#### MATERIAL FOR THIS EXERCISE ####

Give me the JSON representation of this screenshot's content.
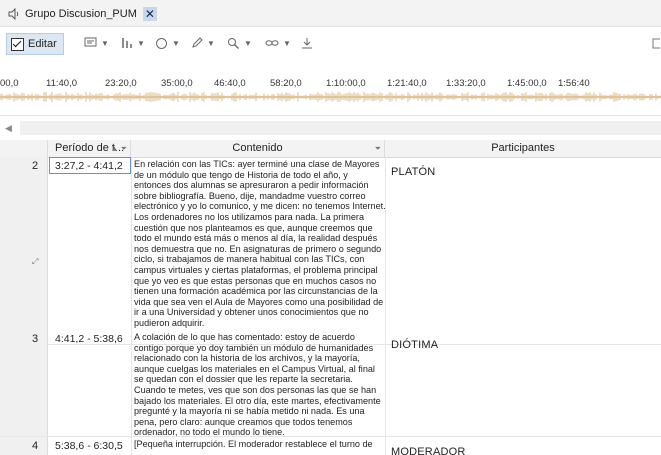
{
  "tab": {
    "title": "Grupo Discusion_PUM",
    "close": "✕"
  },
  "toolbar": {
    "edit_label": "Editar",
    "edit_checked": true,
    "icons": [
      "comment-icon",
      "bars-icon",
      "circle-icon",
      "pen-icon",
      "zoom-icon",
      "link-icon",
      "download-icon"
    ]
  },
  "timeline": {
    "ticks": [
      "00,0",
      "11:40,0",
      "23:20,0",
      "35:00,0",
      "46:40,0",
      "58:20,0",
      "1:10:00,0",
      "1:21:40,0",
      "1:33:20,0",
      "1:45:00,0",
      "1:56:40"
    ]
  },
  "table": {
    "headers": {
      "num": "",
      "period": "Período de t...",
      "content": "Contenido",
      "participants": "Participantes"
    },
    "rows": [
      {
        "num": "2",
        "period": "3:27,2 - 4:41,2",
        "content": "En relación con las TICs: ayer terminé una clase de Mayores de un módulo que tengo de Historia de todo el año, y entonces dos alumnas se apresuraron a pedir información sobre bibliografía. Bueno, dije, mandadme vuestro correo electrónico y yo lo comunico, y me dicen: no tenemos Internet. Los ordenadores no los utilizamos para nada. La primera cuestión que nos planteamos es que, aunque creemos que todo el mundo está más o menos al día, la realidad después nos demuestra que no. En asignaturas de primero o segundo ciclo, si trabajamos de manera habitual con las TICs, con campus virtuales y ciertas plataformas, el problema principal que yo veo es que estas personas que en muchos casos no tienen una formación académica por las circunstancias de la vida que sea ven el Aula de Mayores como una posibilidad de ir a una Universidad y obtener unos conocimientos que no pudieron adquirir.",
        "participant": "PLATÓN"
      },
      {
        "num": "3",
        "period": "4:41,2 - 5:38,6",
        "content": "A colación de lo que has comentado: estoy de acuerdo contigo porque yo doy también un módulo de humanidades relacionado con la historia de los archivos, y la mayoría, aunque cuelgas los materiales en el Campus Virtual, al final se quedan con el dossier que les reparte la secretaria. Cuando te metes, ves que son dos personas las que se han bajado los materiales. El otro día, este martes, efectivamente pregunté y la mayoría ni se había metido ni nada. Es una pena, pero claro: aunque creamos que todos tenemos ordenador, no todo el mundo lo tiene.",
        "participant": "DIÓTIMA"
      },
      {
        "num": "4",
        "period": "5:38,6 - 6:30,5",
        "content": "[Pequeña interrupción. El moderador restablece el turno de",
        "participant": "MODERADOR"
      }
    ]
  },
  "colors": {
    "header_bg": "#f3f3f3",
    "selection": "#6b8fc7",
    "wave": "#c08a3a"
  }
}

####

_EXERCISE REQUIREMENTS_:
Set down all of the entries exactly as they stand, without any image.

_SOLUTION TO THE EXERCISE_:
Give me the JSON representation of this screenshot's content.
{
  "tab": {
    "title": "Grupo Discusion_PUM",
    "close": "✕"
  },
  "toolbar": {
    "edit_label": "Editar",
    "edit_checked": true,
    "icons": [
      "comment-icon",
      "bars-icon",
      "circle-icon",
      "pen-icon",
      "zoom-icon",
      "link-icon",
      "download-icon"
    ]
  },
  "timeline": {
    "ticks": [
      "00,0",
      "11:40,0",
      "23:20,0",
      "35:00,0",
      "46:40,0",
      "58:20,0",
      "1:10:00,0",
      "1:21:40,0",
      "1:33:20,0",
      "1:45:00,0",
      "1:56:40"
    ]
  },
  "table": {
    "headers": {
      "num": "",
      "period": "Período de t...",
      "content": "Contenido",
      "participants": "Participantes"
    },
    "rows": [
      {
        "num": "2",
        "period": "3:27,2 - 4:41,2",
        "content": "En relación con las TICs: ayer terminé una clase de Mayores de un módulo que tengo de Historia de todo el año, y entonces dos alumnas se apresuraron a pedir información sobre bibliografía. Bueno, dije, mandadme vuestro correo electrónico y yo lo comunico, y me dicen: no tenemos Internet. Los ordenadores no los utilizamos para nada. La primera cuestión que nos planteamos es que, aunque creemos que todo el mundo está más o menos al día, la realidad después nos demuestra que no. En asignaturas de primero o segundo ciclo, si trabajamos de manera habitual con las TICs, con campus virtuales y ciertas plataformas, el problema principal que yo veo es que estas personas que en muchos casos no tienen una formación académica por las circunstancias de la vida que sea ven el Aula de Mayores como una posibilidad de ir a una Universidad y obtener unos conocimientos que no pudieron adquirir.",
        "participant": "PLATÓN"
      },
      {
        "num": "3",
        "period": "4:41,2 - 5:38,6",
        "content": "A colación de lo que has comentado: estoy de acuerdo contigo porque yo doy también un módulo de humanidades relacionado con la historia de los archivos, y la mayoría, aunque cuelgas los materiales en el Campus Virtual, al final se quedan con el dossier que les reparte la secretaria. Cuando te metes, ves que son dos personas las que se han bajado los materiales. El otro día, este martes, efectivamente pregunté y la mayoría ni se había metido ni nada. Es una pena, pero claro: aunque creamos que todos tenemos ordenador, no todo el mundo lo tiene.",
        "participant": "DIÓTIMA"
      },
      {
        "num": "4",
        "period": "5:38,6 - 6:30,5",
        "content": "[Pequeña interrupción. El moderador restablece el turno de",
        "participant": "MODERADOR"
      }
    ]
  },
  "colors": {
    "header_bg": "#f3f3f3",
    "selection": "#6b8fc7",
    "wave": "#c08a3a"
  }
}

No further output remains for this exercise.